Taxes on property, both real and personal, thus remain direct, and this passage from NFIB wasn’t dictum. The Chief was writing for a Court majority, and construing the meaning of “direct tax” was necessary to the result. The penalty may have been a valid exercise of the taxing power, but if it were a direct tax, it would have been struck down because it hadn’t been apportioned.
How can commentators on the constitutionality of a wealth tax, a tax on property, ignore this critical passage from the Roberts opinion? Yes, the direct-tax issue in NFIB wasn’t fully briefed and argued.43 The Chief may have been winging it, with little help from his clerks; the apportionment rule isn’t a staple of law school curricula. And yes, the four justices who joined this part of the Chief’s opinion (Breyer, Ginsburg, Kagan, and Sotomayor) weren’t enthusiastic about the taxation analysis. They thought the individual mandate penalty was authorized by the Commerce and the Necessary and Proper Clauses, and it should have been unnecessary to decide whether the penalty was an exercise of the taxing power.44 They went along with the Chief because that was the only way to keep the individual mandate penalty from being struck down.
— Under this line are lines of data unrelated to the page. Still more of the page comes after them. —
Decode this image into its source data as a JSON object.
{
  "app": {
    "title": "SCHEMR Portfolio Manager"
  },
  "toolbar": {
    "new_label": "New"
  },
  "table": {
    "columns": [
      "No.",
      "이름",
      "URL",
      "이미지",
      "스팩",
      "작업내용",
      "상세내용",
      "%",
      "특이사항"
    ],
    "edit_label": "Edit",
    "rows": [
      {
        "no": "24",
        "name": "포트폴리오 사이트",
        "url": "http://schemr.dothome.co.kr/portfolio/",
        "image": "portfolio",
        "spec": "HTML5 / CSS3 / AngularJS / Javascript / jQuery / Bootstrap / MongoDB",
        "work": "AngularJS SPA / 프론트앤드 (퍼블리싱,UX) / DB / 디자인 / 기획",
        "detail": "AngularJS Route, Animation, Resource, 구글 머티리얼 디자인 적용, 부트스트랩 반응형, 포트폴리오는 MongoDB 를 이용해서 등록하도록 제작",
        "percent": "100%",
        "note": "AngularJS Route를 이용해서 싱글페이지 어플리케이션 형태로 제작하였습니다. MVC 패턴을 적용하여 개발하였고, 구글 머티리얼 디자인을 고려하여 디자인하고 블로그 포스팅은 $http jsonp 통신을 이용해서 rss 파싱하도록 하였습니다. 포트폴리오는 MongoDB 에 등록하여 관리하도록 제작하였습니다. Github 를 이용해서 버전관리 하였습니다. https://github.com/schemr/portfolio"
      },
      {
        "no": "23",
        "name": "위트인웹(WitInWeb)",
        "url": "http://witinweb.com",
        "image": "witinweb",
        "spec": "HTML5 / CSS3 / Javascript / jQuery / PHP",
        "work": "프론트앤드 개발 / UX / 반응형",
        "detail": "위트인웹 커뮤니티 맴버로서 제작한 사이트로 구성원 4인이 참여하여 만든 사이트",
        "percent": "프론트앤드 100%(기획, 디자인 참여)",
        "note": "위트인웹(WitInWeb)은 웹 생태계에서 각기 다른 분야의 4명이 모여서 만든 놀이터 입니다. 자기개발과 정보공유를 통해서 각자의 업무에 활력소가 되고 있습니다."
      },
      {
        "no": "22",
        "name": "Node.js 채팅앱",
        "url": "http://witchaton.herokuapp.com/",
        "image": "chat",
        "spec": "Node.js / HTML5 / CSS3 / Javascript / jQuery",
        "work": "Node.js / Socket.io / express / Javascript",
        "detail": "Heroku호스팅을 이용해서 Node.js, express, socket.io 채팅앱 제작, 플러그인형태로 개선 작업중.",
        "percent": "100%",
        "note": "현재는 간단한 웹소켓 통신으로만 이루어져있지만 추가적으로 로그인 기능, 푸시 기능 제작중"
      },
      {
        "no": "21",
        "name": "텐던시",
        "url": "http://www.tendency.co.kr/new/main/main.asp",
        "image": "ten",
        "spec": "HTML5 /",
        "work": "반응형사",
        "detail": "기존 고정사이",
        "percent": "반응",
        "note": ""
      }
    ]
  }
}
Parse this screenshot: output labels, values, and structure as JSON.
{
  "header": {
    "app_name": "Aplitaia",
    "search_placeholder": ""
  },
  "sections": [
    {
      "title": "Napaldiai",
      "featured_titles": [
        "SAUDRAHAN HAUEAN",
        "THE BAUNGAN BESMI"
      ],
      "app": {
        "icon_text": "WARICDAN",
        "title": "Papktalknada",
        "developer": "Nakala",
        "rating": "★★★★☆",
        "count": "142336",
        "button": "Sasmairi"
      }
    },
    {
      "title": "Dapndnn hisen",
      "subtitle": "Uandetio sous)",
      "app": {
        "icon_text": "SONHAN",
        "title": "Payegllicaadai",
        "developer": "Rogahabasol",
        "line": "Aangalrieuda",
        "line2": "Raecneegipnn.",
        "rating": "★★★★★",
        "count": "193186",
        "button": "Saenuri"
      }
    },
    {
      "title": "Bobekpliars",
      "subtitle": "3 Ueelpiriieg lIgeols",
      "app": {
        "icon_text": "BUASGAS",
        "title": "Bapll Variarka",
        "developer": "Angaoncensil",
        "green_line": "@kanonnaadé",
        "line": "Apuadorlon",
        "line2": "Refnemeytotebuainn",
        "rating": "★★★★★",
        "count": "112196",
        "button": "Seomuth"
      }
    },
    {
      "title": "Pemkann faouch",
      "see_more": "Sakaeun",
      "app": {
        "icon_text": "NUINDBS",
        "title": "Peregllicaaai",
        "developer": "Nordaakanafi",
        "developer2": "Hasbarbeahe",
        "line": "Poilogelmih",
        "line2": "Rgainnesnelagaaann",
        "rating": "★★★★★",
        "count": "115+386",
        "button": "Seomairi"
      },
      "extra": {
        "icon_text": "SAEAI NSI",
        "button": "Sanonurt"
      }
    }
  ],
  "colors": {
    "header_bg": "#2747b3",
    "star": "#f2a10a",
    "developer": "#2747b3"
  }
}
But the lack of enthusiasm for Chief Justice Roberts’s position doesn’t make the holdings in NFIB go away. You can argue about the NFIB analysis and explain why you think the Chief got it wrong. You can argue that Pollock was wrongly decided and should be given no weight today. You can argue until you’re blue in the face that the apportionment rule was a mistake to begin with. (It was a clunky way to limit the taxing power.) But, as a good lawyer and academic, you can’t ignore contrary authority from the Supreme Court, in a case decided less than a decade ago, about the meaning of “direct tax.” Ignoring NFIB borders on the disingenuous.45
Enacting an unapportioned wealth tax without consideration of the relevance of NFIB would be foolhardy. Doing so might be seen as a direct attack on the Supreme Court, and that wouldn’t be helpful if the wealth tax is challenged in court (as it would be).
Does the Sixteenth Amendment Affect an Unapportioned Wealth Tax?
One final point is relevant here. The Sixteenth Amendment, ratified in 1913, did exempt “taxes on incomes” from apportionment, making the modern, unapportioned income tax possible.46 Even if an income tax is a direct tax, as the Supreme Court had concluded in 1895, it therefore needn’t be apportioned. But a wealth tax is unaffected by the Amendment; it’s a tax on property, not income. The income tax was directed at the wealthy, but late nineteenth-century and early twentieth-century debates regularly distinguished taxes on income from taxes on wealth.47 And Senator Norris Brown of Nebraska, who in 1909 introduced the resolution that ultimately became the Amendment, refused to extend the amendment’s scope beyond taxes on incomes. Many members of Congress wanted to do away with apportionment altogether—to make the meaning of “direct tax” irrelevant—but Brown said no, and he prevailed.48 As a result, a direct tax that is not a tax on incomes remains subject to apportionment. ■